Abortion has always been a fact of life. People in all occupations and walks of life need and seek abortion care. Arizona state Senator Eva Burch’s decision to share her need for abortion care while holding elected office in a state whose legislature and courts are grappling with abortion laws emphasizes that the personal is political. It also creates a powerful contrast between the relentless attempts by the anti-abortion movement to impose their worldview on the entire country and the many ways that people across the nation are fighting back—by sharing their stories, helping others get care, voting for abortion rights, and finding ways to overcome enormous obstacles to get an abortion. 

Senator Burch is not alone. New data from the Guttmacher Institute shows an increase in abortions with more people accessing abortion care in 2023 than any other year in the last decade. 

Arizona Repeals Extreme Abortion Ban From 1864

The Arizona Supreme Court ruled to let a law banning almost all abortions in the state go into effect. The justices ordered the state to wait 14 days before beginning to enforce the ban, to give advocates time to ask a lower court to pause it again.

Voters may be able to weigh in on the issue this November: Last week, Arizona for Abortion Access, a coalition of abortion rights organizations, announced it had gathered enough signatures for a ballot measure that would ask voters to enshrine abortion rights in the state’s Constitution.

Keeping Score: Arizona Supreme Court Weighs 1864-Era Abortion Ban; Kate Cox Is Denied an Abortion; Women Call Out Toxic Workplaces

In every issue of Ms., we track research on our progress in the fight for equality, catalogue can’t-miss quotes from feminist voices and keep tabs on the feminist movement’s many milestones. We’re Keeping Score online, too—in this biweekly roundup.

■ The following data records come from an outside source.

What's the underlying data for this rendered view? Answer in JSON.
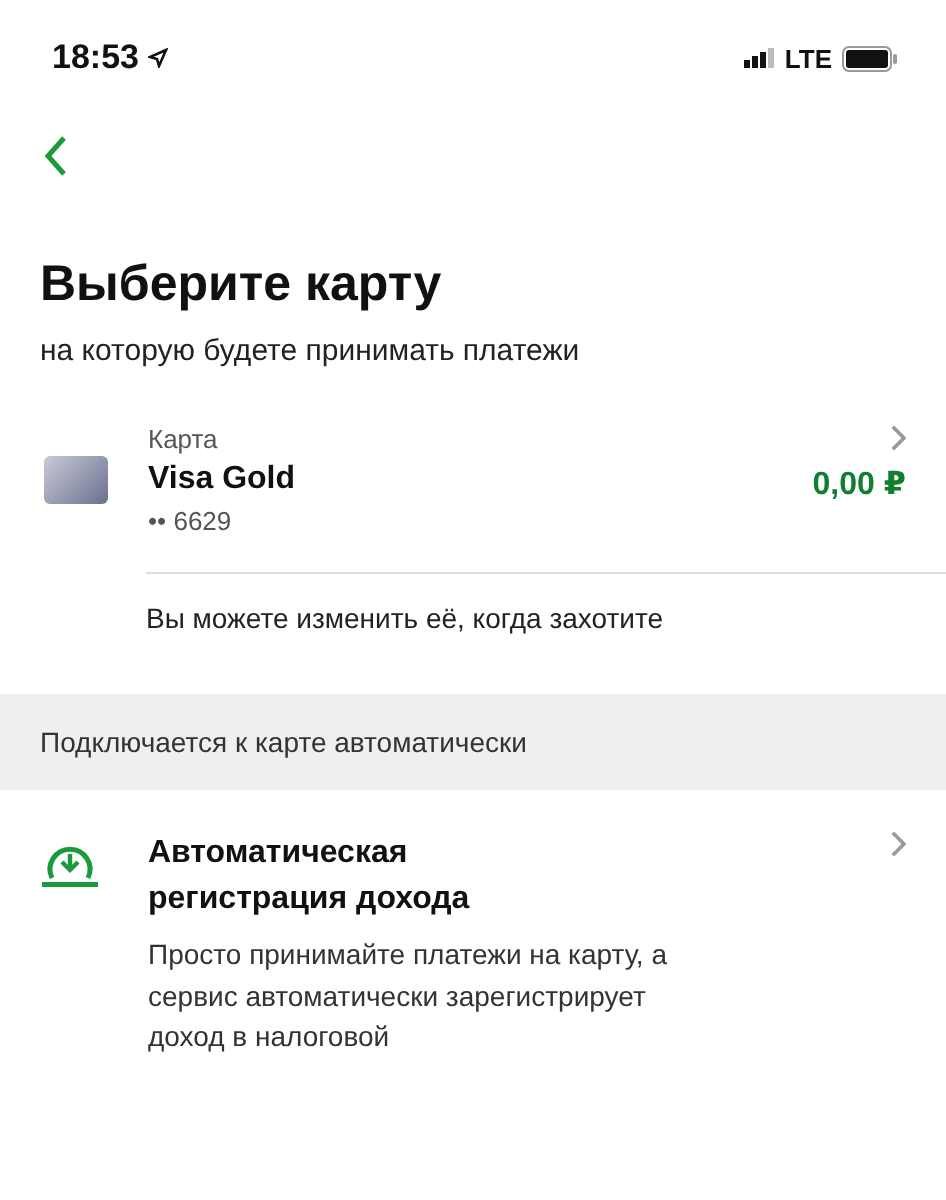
{
  "status_bar": {
    "time": "18:53",
    "network": "LTE"
  },
  "title": "Выберите карту",
  "subtitle": "на которую будете принимать платежи",
  "card": {
    "label": "Карта",
    "name": "Visa Gold",
    "number": "•• 6629",
    "balance": "0,00 ₽"
  },
  "note": "Вы можете изменить её, когда захотите",
  "section_header": "Подключается к карте автоматически",
  "feature": {
    "title": "Автоматическая регистрация дохода",
    "description": "Просто принимайте платежи на карту, а сервис автоматически зарегистрирует доход в налоговой"
  }
}
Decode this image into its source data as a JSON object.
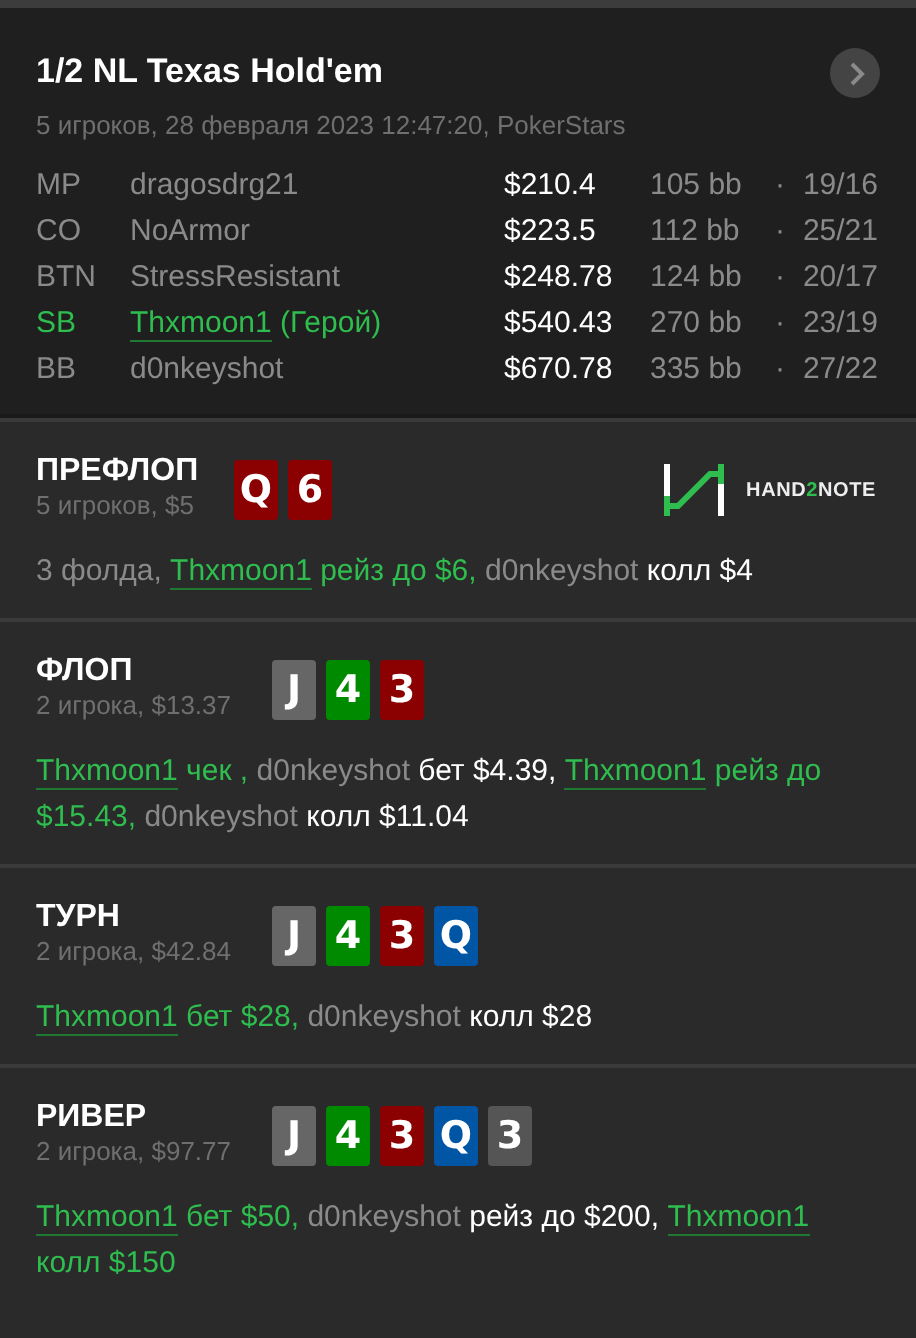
{
  "header": {
    "title": "1/2 NL Texas Hold'em",
    "subtitle": "5 игроков, 28 февраля 2023 12:47:20, PokerStars"
  },
  "players": [
    {
      "position": "MP",
      "name": "dragosdrg21",
      "hero": false,
      "stack": "$210.4",
      "bb": "105 bb",
      "separator": "·",
      "stats": "19/16"
    },
    {
      "position": "CO",
      "name": "NoArmor",
      "hero": false,
      "stack": "$223.5",
      "bb": "112 bb",
      "separator": "·",
      "stats": "25/21"
    },
    {
      "position": "BTN",
      "name": "StressResistant",
      "hero": false,
      "stack": "$248.78",
      "bb": "124 bb",
      "separator": "·",
      "stats": "20/17"
    },
    {
      "position": "SB",
      "name": "Thxmoon1",
      "hero": true,
      "hero_label": "(Герой)",
      "stack": "$540.43",
      "bb": "270 bb",
      "separator": "·",
      "stats": "23/19"
    },
    {
      "position": "BB",
      "name": "d0nkeyshot",
      "hero": false,
      "stack": "$670.78",
      "bb": "335 bb",
      "separator": "·",
      "stats": "27/22"
    }
  ],
  "streets": [
    {
      "title": "ПРЕФЛОП",
      "info": "5 игроков, $5",
      "logo": [
        "HAND",
        "2",
        "NOTE"
      ],
      "cards": [
        {
          "rank": "Q",
          "color": "#8b0000"
        },
        {
          "rank": "6",
          "color": "#8b0000"
        }
      ],
      "actions": [
        {
          "kind": "plain",
          "text": "3 фолда, "
        },
        {
          "kind": "hero",
          "text": "Thxmoon1"
        },
        {
          "kind": "hero_action",
          "text": " рейз до $6, "
        },
        {
          "kind": "plain",
          "text": "d0nkeyshot "
        },
        {
          "kind": "action",
          "text": "колл $4"
        }
      ]
    },
    {
      "title": "ФЛОП",
      "info": "2 игрока, $13.37",
      "cards": [
        {
          "rank": "J",
          "color": "#666666"
        },
        {
          "rank": "4",
          "color": "#008a00"
        },
        {
          "rank": "3",
          "color": "#8b0000"
        }
      ],
      "actions": [
        {
          "kind": "hero",
          "text": "Thxmoon1"
        },
        {
          "kind": "hero_action",
          "text": " чек , "
        },
        {
          "kind": "plain",
          "text": "d0nkeyshot "
        },
        {
          "kind": "action",
          "text": "бет $4.39, "
        },
        {
          "kind": "hero",
          "text": "Thxmoon1"
        },
        {
          "kind": "hero_action",
          "text": " рейз до $15.43, "
        },
        {
          "kind": "plain",
          "text": "d0nkeyshot "
        },
        {
          "kind": "action",
          "text": "колл $11.04"
        }
      ]
    },
    {
      "title": "ТУРН",
      "info": "2 игрока, $42.84",
      "cards": [
        {
          "rank": "J",
          "color": "#666666"
        },
        {
          "rank": "4",
          "color": "#008a00"
        },
        {
          "rank": "3",
          "color": "#8b0000"
        },
        {
          "rank": "Q",
          "color": "#0055a5"
        }
      ],
      "actions": [
        {
          "kind": "hero",
          "text": "Thxmoon1"
        },
        {
          "kind": "hero_action",
          "text": " бет $28, "
        },
        {
          "kind": "plain",
          "text": "d0nkeyshot "
        },
        {
          "kind": "action",
          "text": "колл $28"
        }
      ]
    },
    {
      "title": "РИВЕР",
      "info": "2 игрока, $97.77",
      "cards": [
        {
          "rank": "J",
          "color": "#666666"
        },
        {
          "rank": "4",
          "color": "#008a00"
        },
        {
          "rank": "3",
          "color": "#8b0000"
        },
        {
          "rank": "Q",
          "color": "#0055a5"
        },
        {
          "rank": "3",
          "color": "#555555"
        }
      ],
      "actions": [
        {
          "kind": "hero",
          "text": "Thxmoon1"
        },
        {
          "kind": "hero_action",
          "text": " бет $50, "
        },
        {
          "kind": "plain",
          "text": "d0nkeyshot "
        },
        {
          "kind": "action",
          "text": "рейз до $200, "
        },
        {
          "kind": "hero",
          "text": "Thxmoon1"
        },
        {
          "kind": "hero_action",
          "text": " колл $150"
        }
      ]
    }
  ]
}
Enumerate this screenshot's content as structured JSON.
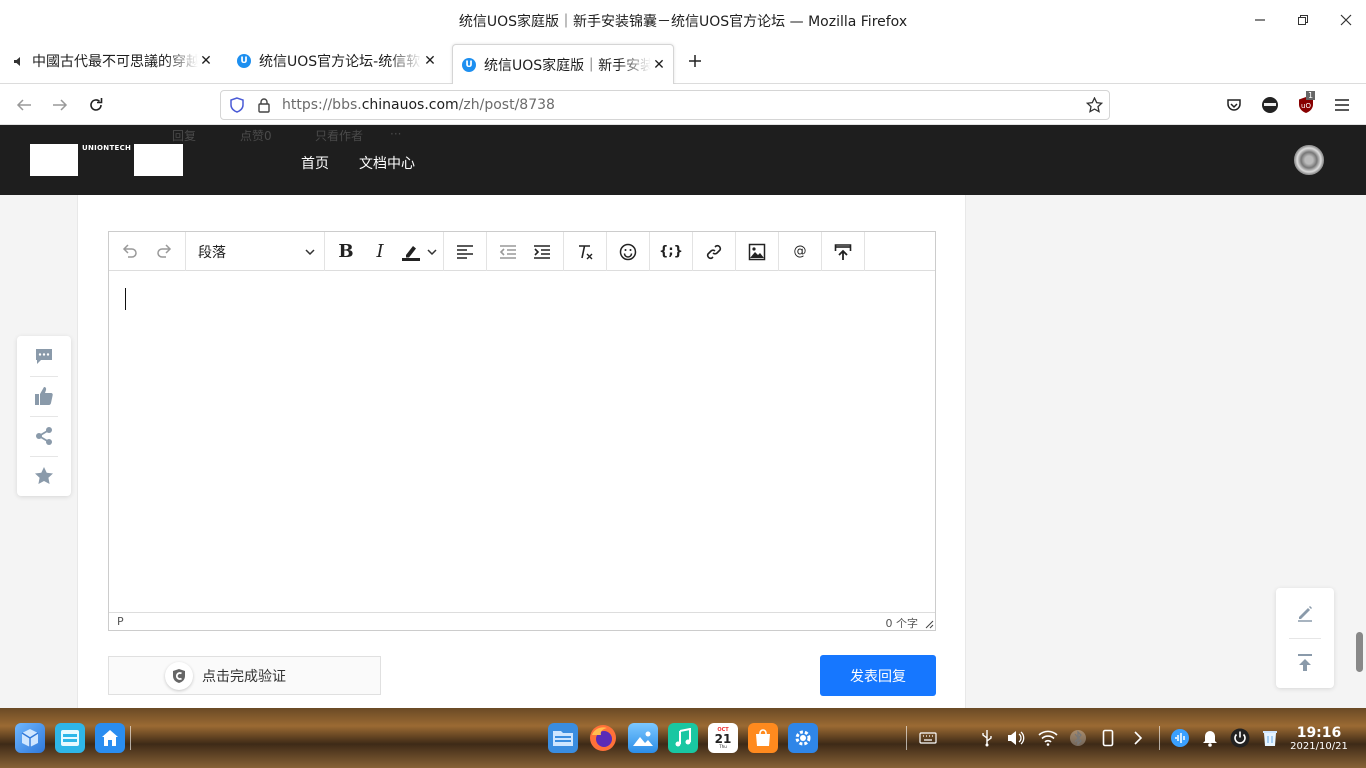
{
  "window": {
    "title": "统信UOS家庭版｜新手安装锦囊－统信UOS官方论坛 — Mozilla Firefox"
  },
  "tabs": [
    {
      "label": "中國古代最不可思議的穿越",
      "active": false
    },
    {
      "label": "统信UOS官方论坛-统信软件",
      "active": false
    },
    {
      "label": "统信UOS家庭版｜新手安装锦囊",
      "active": true
    }
  ],
  "navbar": {
    "url_prefix": "https://bbs.",
    "url_domain": "chinauos.com",
    "url_path": "/zh/post/8738",
    "ublock_badge": "1"
  },
  "site_header": {
    "logo_text": "UNIONTECH",
    "nav": [
      "首页",
      "文档中心"
    ],
    "ghost_actions": [
      "回复",
      "点赞0",
      "只看作者",
      "···"
    ]
  },
  "editor": {
    "block_format": "段落",
    "status_path": "P",
    "word_count": "0 个字"
  },
  "captcha": {
    "label": "点击完成验证"
  },
  "submit": {
    "label": "发表回复"
  },
  "taskbar": {
    "calendar_month": "OCT",
    "calendar_day": "21",
    "calendar_weekday": "Thu",
    "time": "19:16",
    "date": "2021/10/21"
  },
  "colors": {
    "accent": "#1677ff",
    "header_bg": "#1e1e1e"
  }
}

This week: Texas Supreme Court blocks Kate Cox from receiving an abortion; judge prohibits Trump-era policy of separating families at the border; women call out toxic workplaces, from New Jersey police to banking regulator FDIC; President Biden appoints record number of women and people of color as federal judges; young Americans are excited to vote in 2024; guaranteed income programs may help maternal health outcomes; and more.

Arizona Ballot Measure in 2024 Elections Could Protect Abortion Rights by Amending State Constitution

On Aug. 8, a coalition of Arizona organizations announced the filing of the Arizona Abortion Access Act, which would place a proposed constitutional amendment protecting abortion rights on Arizona’s November 2024 general election ballot.

“Every Arizonan should have the freedom to make decisions about their bodies, their lives and their futures,” said Chris Love, senior advisor for Planned Parenthood Advocates of Arizona. “We know the work for achieving reproductive freedom is an uphill battle, and this ballot initiative is the next critical step in our renewed drive to protect the health and freedom of our patients and our communities.”

Arizona ‘Medical Students for Life’ Chapter Threatens Patient Health: ‘This Contradicts What We Are Taught in Our Curriculum,’ Say Students

Despite student government’s vote, anti-abortion group Medical Students for Life is now fully operational on Midwestern University Arizona College of Osteopathic Medicine’s campus. 

What’s happening at Midwestern University illustrates the anti-abortion movement’s larger strategy: disseminate misinformation to confuse, deter and scare pregnant people out of getting abortions.